Skeletal editing that simply swaps aromatic carbons for nitrogens will aid drug discovery

Two new reactions enable synthetic chemists to easily swap aromatic carbon atoms for nitrogen atoms, allowing the quick conversion of aromatic groups into heteroaromatics. The reactions will help drug discovery chemists quickly modify chemical structures to see how small structural variations influence the biological activity of compounds of interest. The researchers behind the work believe it will allow chemists to synthesise chemicals in a more intuitive way that closely matches the way the researchers actually conceptualise their target molecules.

We’ve totally subverted the stepwise approach

Mark Levin, University of Chicago

The field of ‘skeletal editing’ is a fast-developing area of synthetic chemistry, with many researchers devising new techniques to alter the structures of complex molecules in a variety of ways – whether by adding, deleting or swapping single atoms in a compound’s core motif. Mark Levin’s group at the University of Chicago, US, is particularly interested in editing techniques involving nitrogen atoms. In 2021, the group developed a method for deleting nitrogen atoms from organic structures, and last year the team revealed methods for deleting carbons from nitrogen containing aromatic groups and inserting nitrides into indenes to generate isoquinolines.


Now, the team has developed two new reactions for replacing aromatic carbon atoms and substituents connected to them, and swap them for a nitrogen. ‘This is something that conceptually medicinal chemists do all the time in the sense that they’ll be sitting there with a lead molecule that is not quite a drug, but it’s almost a drug, and they’ll think to themselves: “Well, we need to take this arene and replace it with a heteroarene where one of the carbons is a nitrogen”,’ says Levin. ‘And so, in their minds, or even on their ChemDraw screens, they will replace a carbon atom with a nitrogen. But until now, there haven’t really been methods to allow them to actually directly do that.’

Subverting conventions

The first of Levin’s two new techniques works with simple aromatic compounds to which an azide group can be installed onto the carbon that the researchers ultimately wish to swap for a nitrogen.1 A two-step sequence carried out in a single flask first sees one nitrogen from the azide internalised into the ring via a photochemical reaction, before an oxidation reaction sees the carbon removed from the ring, leaving a pyridine product.


The team showed how the atom-swapping technique can be used in compounds of biological interest by converting the female sex hormone estrone into its pyridine analogue. Levin’s group’s strategy required just three steps to install the azide group followed by the nitrene internalisation process. Previously, making this compound would have required an 11-step synthesis from a starting material 30 times more expensive than estrone.

Skeletal editing

The second reaction takes quinolines – compounds featuring fused benzene and pyridine rings – and converts them into quinazolines, with a second nitrogen replacing one of the carbons of the original pyridine.2 This method differs from the first in that the reaction proceeds via a single step. Because the nitrogen insertion and carbon deletion take place at the same time, the reaction avoids any risk of the ring-opened intermediate rotating, which in some cases could affect the structure of the final product.

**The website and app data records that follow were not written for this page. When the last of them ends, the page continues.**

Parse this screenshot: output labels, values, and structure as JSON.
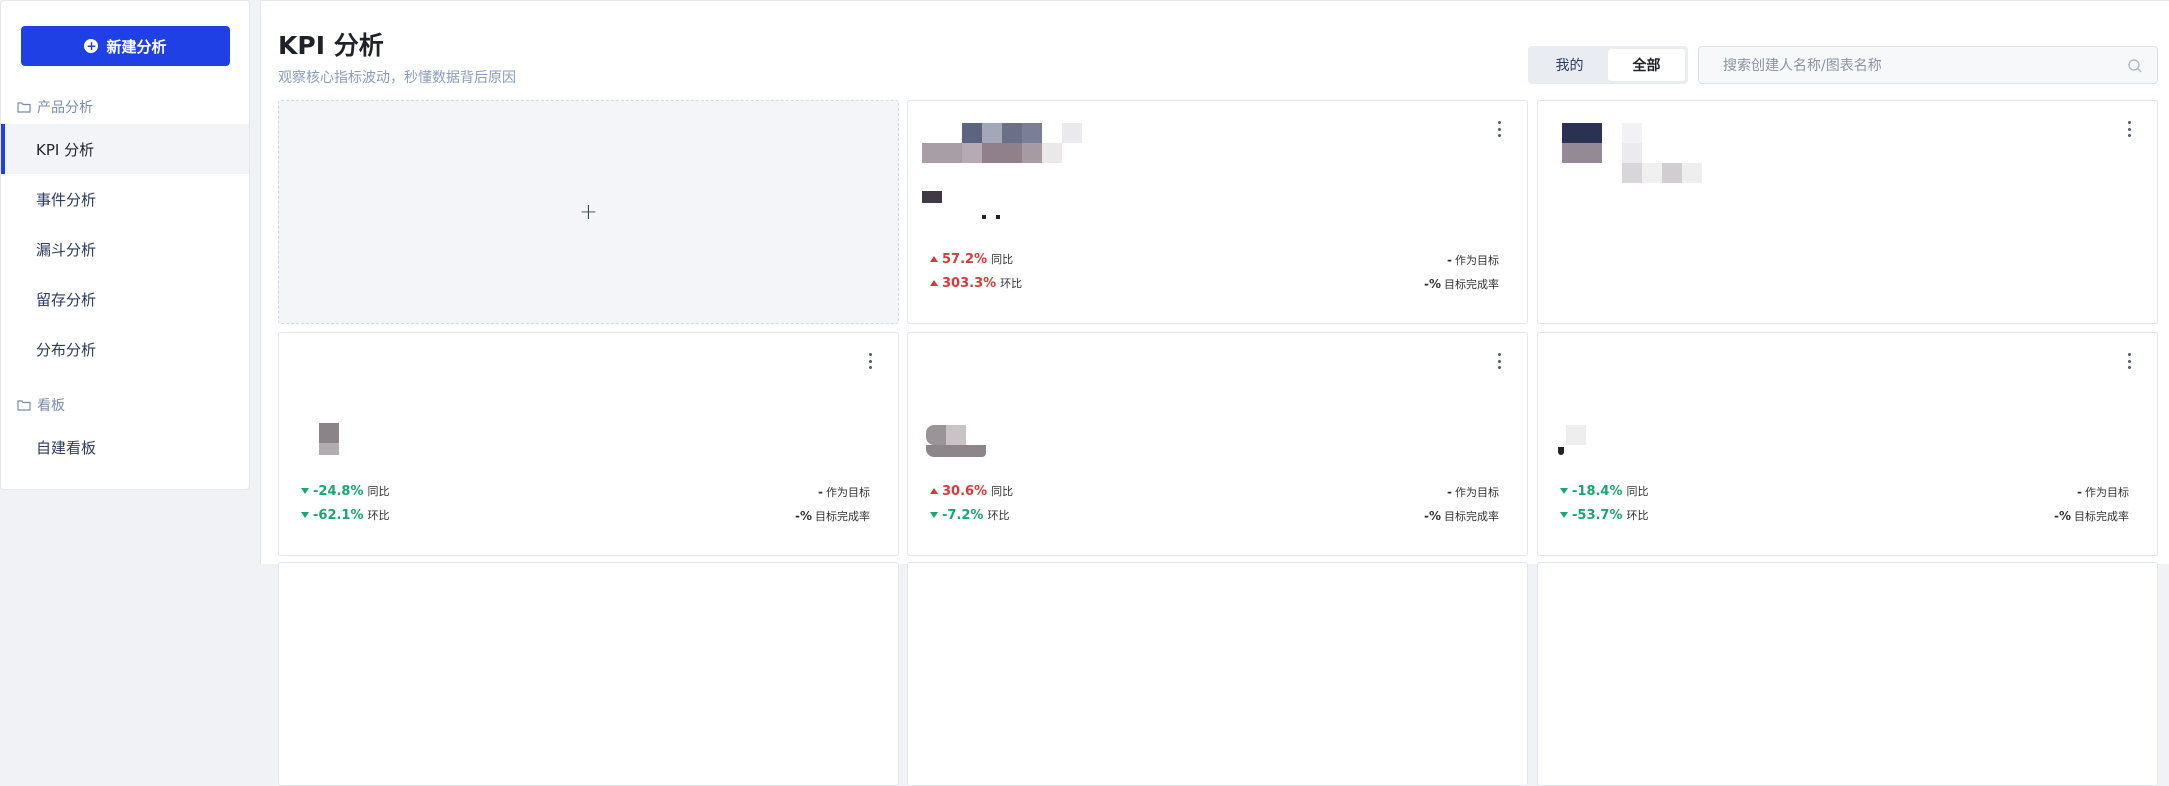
{
  "sidebar": {
    "new_button": "新建分析",
    "groups": [
      {
        "title": "产品分析",
        "items": [
          "KPI 分析",
          "事件分析",
          "漏斗分析",
          "留存分析",
          "分布分析"
        ]
      },
      {
        "title": "看板",
        "items": [
          "自建看板"
        ]
      }
    ],
    "active_item": "KPI 分析"
  },
  "header": {
    "title": "KPI 分析",
    "subtitle": "观察核心指标波动，秒懂数据背后原因",
    "tabs": [
      "我的",
      "全部"
    ],
    "active_tab": "全部",
    "search_placeholder": "搜索创建人名称/图表名称"
  },
  "add_card": {
    "icon": "+"
  },
  "cards": [
    {
      "yoy": "57.2%",
      "yoy_dir": "up",
      "yoy_label": "同比",
      "mom": "303.3%",
      "mom_dir": "up",
      "mom_label": "环比",
      "target_value": "-",
      "target_label": "作为目标",
      "completion_value": "-%",
      "completion_label": "目标完成率"
    },
    {
      "yoy": "",
      "mom": ""
    },
    {
      "yoy": "-24.8%",
      "yoy_dir": "down",
      "yoy_label": "同比",
      "mom": "-62.1%",
      "mom_dir": "down",
      "mom_label": "环比",
      "target_value": "-",
      "target_label": "作为目标",
      "completion_value": "-%",
      "completion_label": "目标完成率"
    },
    {
      "yoy": "30.6%",
      "yoy_dir": "up",
      "yoy_label": "同比",
      "mom": "-7.2%",
      "mom_dir": "down",
      "mom_label": "环比",
      "target_value": "-",
      "target_label": "作为目标",
      "completion_value": "-%",
      "completion_label": "目标完成率"
    },
    {
      "yoy": "-18.4%",
      "yoy_dir": "down",
      "yoy_label": "同比",
      "mom": "-53.7%",
      "mom_dir": "down",
      "mom_label": "环比",
      "target_value": "-",
      "target_label": "作为目标",
      "completion_value": "-%",
      "completion_label": "目标完成率"
    }
  ],
  "colors": {
    "accent": "#1e40e5",
    "up": "#d63a3a",
    "down": "#1aa66e"
  }
}
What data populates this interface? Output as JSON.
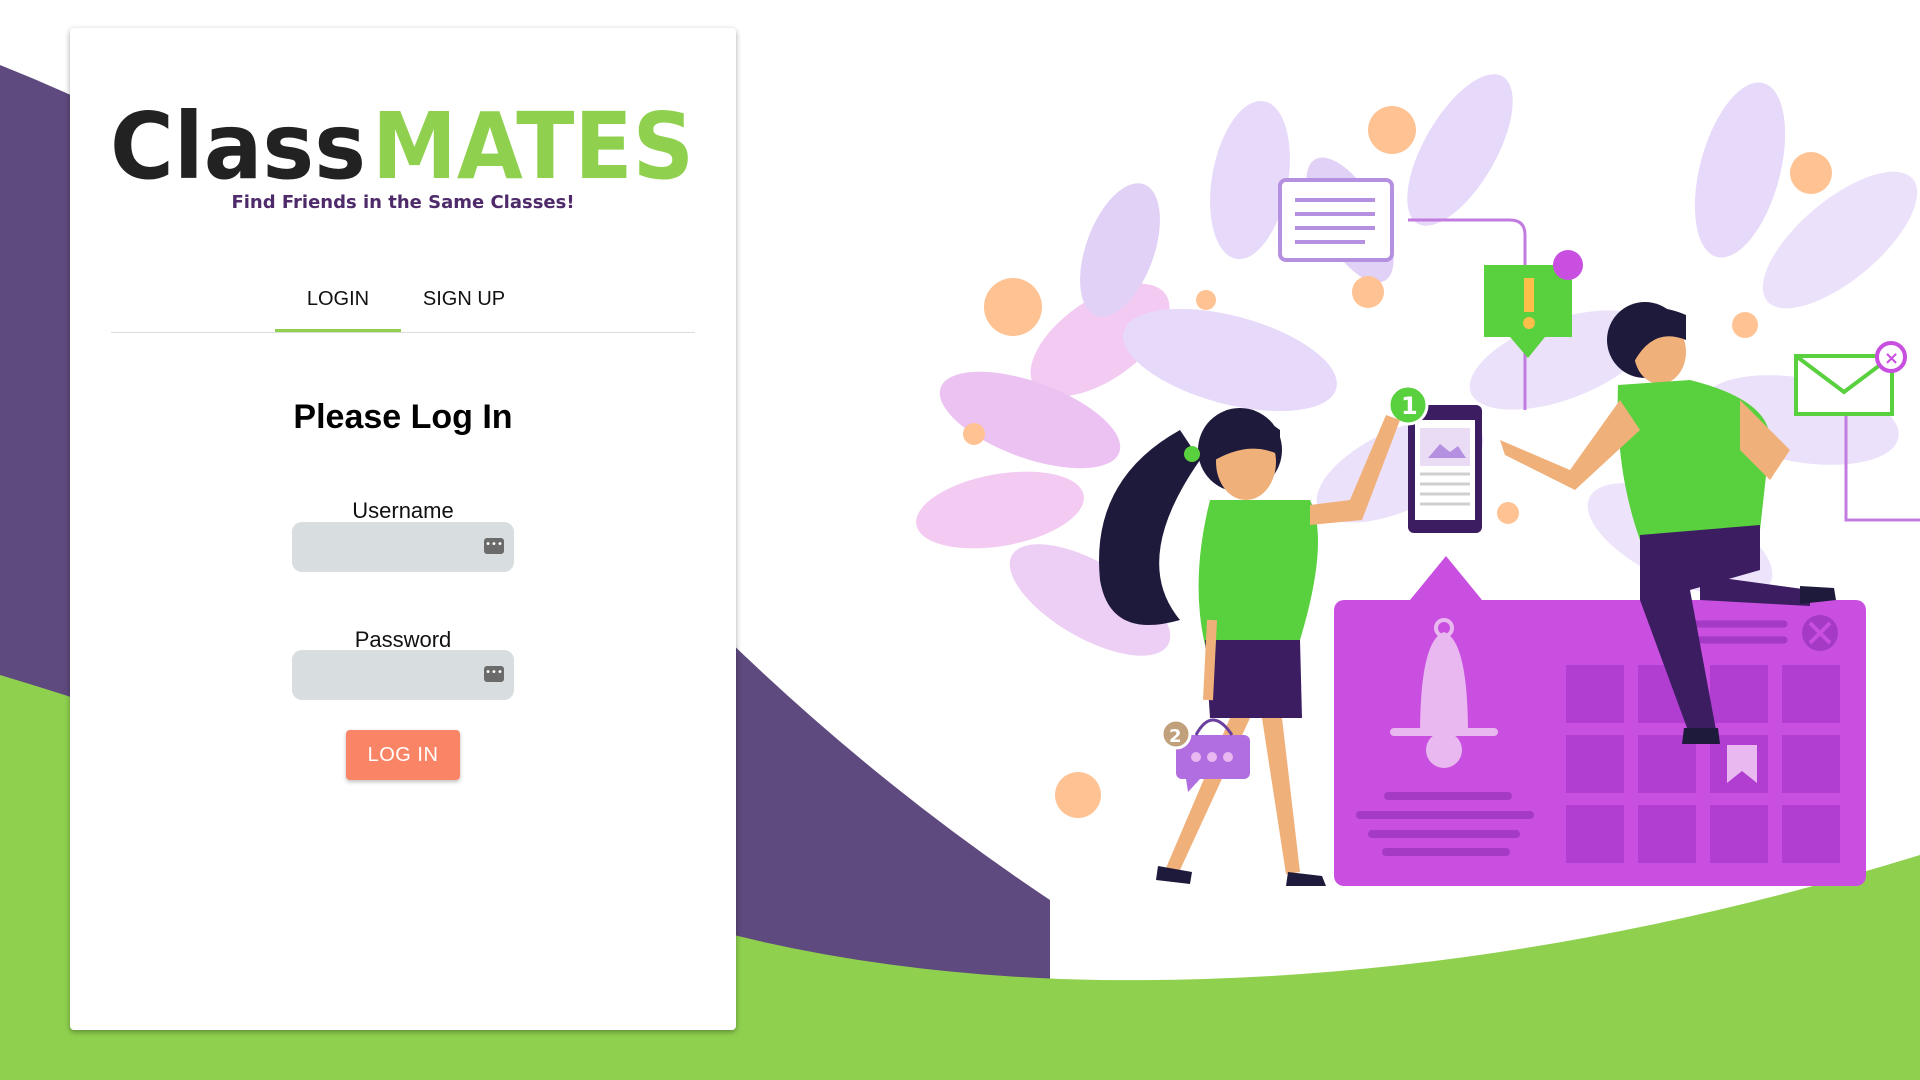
{
  "brand": {
    "name_part1": "Class",
    "name_part2": "MATES",
    "tagline": "Find Friends in the Same Classes!",
    "dark_color": "#222222",
    "accent_color": "#8fd14f",
    "purple_color": "#5e4a7e"
  },
  "tabs": [
    {
      "label": "LOGIN",
      "active": true
    },
    {
      "label": "SIGN UP",
      "active": false
    }
  ],
  "form": {
    "title": "Please Log In",
    "username_label": "Username",
    "username_value": "",
    "password_label": "Password",
    "password_value": "",
    "submit_label": "LOG IN",
    "submit_color": "#fa8566",
    "field_icon": "password-manager-key-icon"
  },
  "illustration": {
    "badge_1": "1",
    "badge_2": "2"
  }
}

‘We’ve totally subverted the stepwise approach – it doesn’t go via an insertion–deletion sequence,’ explains Levin. ‘Instead, it cracks the ring open and it leaves behind reactive fragments that let you put it back together and kick out the carbon at the same time.’

‘Because the nitrogen is literally kicking the carbon out, there’s no opportunity for skeletal rotations,’ he adds.

Expanding chemistry

Richmond Sarpong, an expert in skeletal editing techniques based at the University of California, Berkeley, who wasn’t involved in the work, describes the two studies as a very important contribution to the area of atom swapping. ‘It shows that these reactions, which many chemists – especially those in the pharmaceutical, agrochemical and materials areas – had dreamed of, are possible,’ says Sarpong. ‘While it is true that in order to achieve the net transformation multiple manipulations are required, overall, these steps can all be streamlined as [Levin’s team has] described.’

‘The two transformations are also complementary and should find immediate use,’ he adds.

Levin notes that there are still limits to the types of substrates that the two reactions work with, but his group is determined to continue developing their methods and come up with new solutions to expand the chemistry further. ‘I’m not going to stop working on this problem until you can pick any aromatic carbon and any molecule, no matter how complex, and reliably turn it into a nitrogen – I really think this problem deserves that level of solution!’ he says.

For Levin, the biggest impact of these atom swapping reactions is the way they allow chemists to make molecules in the same way that they think about them – rather than having to design an entirely new synthesis just to make a seemingly small tweak to a compound’s structure, they can now simply swap atoms in a way that closely resembles the way they might do this on screen with molecule editing software.

‘There are probably examples where medicinal chemists didn’t even try to do the nitrogen replacement that they were envisioning, because it would have been too much work,’ notes Levin. ‘And that’s the case that I think is most interesting here … it’s the element here where the chemistry starts to behave the same way as the design process that I think is really enabling.’